**Data supplied:**
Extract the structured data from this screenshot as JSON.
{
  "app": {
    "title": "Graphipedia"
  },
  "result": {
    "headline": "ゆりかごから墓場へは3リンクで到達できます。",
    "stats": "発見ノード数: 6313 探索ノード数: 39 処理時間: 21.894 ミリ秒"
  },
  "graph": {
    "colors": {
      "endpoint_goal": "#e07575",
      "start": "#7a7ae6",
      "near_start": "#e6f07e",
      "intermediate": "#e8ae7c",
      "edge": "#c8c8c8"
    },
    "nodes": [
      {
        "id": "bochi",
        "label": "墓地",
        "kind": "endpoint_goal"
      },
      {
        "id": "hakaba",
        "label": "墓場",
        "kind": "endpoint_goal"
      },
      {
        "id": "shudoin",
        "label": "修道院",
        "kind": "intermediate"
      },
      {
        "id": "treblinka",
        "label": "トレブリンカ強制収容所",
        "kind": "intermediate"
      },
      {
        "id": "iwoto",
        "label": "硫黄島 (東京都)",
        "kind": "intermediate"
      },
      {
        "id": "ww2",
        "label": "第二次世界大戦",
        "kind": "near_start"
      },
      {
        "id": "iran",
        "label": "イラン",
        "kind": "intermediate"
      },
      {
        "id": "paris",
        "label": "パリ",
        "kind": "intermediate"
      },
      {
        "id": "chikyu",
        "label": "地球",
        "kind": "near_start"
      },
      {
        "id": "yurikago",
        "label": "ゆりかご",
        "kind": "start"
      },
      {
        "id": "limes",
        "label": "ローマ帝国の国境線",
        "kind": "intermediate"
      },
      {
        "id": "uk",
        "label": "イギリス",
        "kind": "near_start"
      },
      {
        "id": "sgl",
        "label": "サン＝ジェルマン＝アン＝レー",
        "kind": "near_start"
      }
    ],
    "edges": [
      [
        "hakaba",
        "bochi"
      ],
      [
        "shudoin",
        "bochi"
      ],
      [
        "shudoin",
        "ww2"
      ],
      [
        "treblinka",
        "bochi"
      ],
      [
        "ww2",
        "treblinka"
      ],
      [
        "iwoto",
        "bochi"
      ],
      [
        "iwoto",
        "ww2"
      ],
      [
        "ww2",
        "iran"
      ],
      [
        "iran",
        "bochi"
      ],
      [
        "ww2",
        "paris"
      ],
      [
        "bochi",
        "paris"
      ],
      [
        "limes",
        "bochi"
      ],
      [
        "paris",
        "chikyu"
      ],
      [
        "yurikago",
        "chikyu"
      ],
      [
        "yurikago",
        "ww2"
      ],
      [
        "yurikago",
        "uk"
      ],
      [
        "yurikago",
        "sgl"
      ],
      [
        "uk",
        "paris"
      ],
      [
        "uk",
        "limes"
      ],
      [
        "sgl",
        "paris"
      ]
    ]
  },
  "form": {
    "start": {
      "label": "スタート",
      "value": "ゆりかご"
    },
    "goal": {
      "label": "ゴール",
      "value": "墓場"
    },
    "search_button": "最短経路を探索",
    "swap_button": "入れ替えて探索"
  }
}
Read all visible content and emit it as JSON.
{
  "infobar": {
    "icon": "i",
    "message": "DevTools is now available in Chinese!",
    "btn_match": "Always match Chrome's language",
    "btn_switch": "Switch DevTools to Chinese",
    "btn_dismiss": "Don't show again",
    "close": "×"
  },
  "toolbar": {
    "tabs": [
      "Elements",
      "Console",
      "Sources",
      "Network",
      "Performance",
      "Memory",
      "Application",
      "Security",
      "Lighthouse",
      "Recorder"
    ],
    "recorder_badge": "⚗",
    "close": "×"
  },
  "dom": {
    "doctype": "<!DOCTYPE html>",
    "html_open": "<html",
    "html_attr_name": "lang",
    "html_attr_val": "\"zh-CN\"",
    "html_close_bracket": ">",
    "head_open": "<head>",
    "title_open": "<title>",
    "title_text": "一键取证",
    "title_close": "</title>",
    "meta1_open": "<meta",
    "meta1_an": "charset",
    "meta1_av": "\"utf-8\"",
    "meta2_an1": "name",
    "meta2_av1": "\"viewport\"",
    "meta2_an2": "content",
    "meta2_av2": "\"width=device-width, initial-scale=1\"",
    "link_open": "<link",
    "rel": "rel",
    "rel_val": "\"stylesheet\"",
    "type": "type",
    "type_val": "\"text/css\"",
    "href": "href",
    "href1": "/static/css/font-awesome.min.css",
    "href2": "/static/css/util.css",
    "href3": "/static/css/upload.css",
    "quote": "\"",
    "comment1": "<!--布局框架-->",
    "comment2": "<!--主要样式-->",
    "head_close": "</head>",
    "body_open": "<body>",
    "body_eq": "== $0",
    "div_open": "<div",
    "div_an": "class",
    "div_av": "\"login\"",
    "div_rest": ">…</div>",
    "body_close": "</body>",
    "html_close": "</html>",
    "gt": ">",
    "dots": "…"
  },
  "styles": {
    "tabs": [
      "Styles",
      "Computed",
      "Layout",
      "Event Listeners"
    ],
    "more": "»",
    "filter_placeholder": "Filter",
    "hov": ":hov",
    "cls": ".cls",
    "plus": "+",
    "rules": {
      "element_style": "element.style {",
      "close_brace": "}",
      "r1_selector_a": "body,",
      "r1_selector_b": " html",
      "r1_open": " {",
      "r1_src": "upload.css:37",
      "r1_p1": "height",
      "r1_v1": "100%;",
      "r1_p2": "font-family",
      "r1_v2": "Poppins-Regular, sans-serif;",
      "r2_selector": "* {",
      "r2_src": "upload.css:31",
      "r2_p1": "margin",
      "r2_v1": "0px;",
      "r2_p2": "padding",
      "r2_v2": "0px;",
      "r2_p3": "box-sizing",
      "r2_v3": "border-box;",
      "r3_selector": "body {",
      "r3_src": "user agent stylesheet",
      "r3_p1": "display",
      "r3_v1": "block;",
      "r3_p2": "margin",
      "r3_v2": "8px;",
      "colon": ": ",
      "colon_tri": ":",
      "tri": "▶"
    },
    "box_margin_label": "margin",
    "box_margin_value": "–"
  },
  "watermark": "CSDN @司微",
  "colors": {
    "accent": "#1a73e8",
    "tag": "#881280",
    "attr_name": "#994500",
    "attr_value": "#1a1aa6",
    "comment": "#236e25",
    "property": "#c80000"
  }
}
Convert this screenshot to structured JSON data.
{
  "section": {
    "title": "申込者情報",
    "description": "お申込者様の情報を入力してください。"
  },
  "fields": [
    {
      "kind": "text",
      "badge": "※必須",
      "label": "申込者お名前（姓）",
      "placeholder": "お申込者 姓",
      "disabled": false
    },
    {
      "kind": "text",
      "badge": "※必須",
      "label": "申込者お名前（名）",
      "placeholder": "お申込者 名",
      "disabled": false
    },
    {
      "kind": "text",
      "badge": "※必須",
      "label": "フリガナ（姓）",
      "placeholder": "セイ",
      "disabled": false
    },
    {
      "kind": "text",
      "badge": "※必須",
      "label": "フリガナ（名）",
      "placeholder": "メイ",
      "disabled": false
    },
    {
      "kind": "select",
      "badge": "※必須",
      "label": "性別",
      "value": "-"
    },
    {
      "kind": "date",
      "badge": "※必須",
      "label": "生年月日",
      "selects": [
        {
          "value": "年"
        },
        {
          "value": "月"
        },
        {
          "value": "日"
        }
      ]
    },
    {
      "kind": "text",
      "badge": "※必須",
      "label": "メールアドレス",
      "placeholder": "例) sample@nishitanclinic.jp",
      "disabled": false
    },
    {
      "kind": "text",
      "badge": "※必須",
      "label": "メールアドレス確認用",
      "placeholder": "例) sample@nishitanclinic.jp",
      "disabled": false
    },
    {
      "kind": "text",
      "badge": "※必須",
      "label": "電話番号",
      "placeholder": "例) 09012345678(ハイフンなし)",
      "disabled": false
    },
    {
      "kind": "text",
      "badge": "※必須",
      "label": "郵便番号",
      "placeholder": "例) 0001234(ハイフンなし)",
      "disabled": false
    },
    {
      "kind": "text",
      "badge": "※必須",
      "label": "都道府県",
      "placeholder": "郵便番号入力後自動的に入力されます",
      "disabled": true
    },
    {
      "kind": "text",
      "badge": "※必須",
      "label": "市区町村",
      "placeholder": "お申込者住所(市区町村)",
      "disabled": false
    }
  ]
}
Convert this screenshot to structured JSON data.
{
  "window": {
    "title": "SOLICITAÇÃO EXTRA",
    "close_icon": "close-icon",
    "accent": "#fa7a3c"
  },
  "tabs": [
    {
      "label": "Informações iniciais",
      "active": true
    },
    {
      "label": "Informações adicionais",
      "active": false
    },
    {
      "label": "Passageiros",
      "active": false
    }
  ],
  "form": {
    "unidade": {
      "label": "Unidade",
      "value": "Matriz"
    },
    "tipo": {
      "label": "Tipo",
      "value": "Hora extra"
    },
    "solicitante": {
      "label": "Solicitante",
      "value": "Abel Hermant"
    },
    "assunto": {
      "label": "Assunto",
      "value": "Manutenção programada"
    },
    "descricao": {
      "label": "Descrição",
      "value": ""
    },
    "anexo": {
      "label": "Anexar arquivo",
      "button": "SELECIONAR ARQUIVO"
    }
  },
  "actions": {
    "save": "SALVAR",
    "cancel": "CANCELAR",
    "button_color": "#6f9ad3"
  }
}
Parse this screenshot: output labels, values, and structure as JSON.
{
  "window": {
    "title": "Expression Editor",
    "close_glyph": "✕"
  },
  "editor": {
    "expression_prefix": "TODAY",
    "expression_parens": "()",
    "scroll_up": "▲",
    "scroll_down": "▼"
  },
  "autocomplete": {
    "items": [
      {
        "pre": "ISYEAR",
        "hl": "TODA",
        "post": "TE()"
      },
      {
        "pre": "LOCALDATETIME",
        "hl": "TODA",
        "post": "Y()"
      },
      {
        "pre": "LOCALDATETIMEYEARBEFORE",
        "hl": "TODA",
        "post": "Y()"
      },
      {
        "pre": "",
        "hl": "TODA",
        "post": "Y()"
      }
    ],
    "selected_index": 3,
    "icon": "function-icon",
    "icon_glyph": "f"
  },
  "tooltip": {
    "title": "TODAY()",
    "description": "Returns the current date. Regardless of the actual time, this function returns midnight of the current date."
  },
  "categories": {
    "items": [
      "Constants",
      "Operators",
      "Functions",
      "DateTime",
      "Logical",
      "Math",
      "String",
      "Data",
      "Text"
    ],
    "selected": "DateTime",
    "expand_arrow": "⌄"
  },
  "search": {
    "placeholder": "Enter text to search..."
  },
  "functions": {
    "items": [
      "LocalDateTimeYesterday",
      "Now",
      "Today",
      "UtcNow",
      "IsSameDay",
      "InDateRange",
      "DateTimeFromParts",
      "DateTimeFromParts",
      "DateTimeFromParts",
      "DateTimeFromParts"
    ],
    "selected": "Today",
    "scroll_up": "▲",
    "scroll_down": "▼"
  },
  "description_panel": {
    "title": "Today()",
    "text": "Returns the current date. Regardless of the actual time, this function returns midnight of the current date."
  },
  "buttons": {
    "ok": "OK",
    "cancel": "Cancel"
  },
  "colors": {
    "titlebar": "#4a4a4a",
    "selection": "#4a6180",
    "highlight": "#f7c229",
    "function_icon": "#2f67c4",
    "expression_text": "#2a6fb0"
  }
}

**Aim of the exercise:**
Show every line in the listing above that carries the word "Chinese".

**Solution to the problem:**
    "message": "DevTools is now available in Chinese!",
    "btn_switch": "Switch DevTools to Chinese",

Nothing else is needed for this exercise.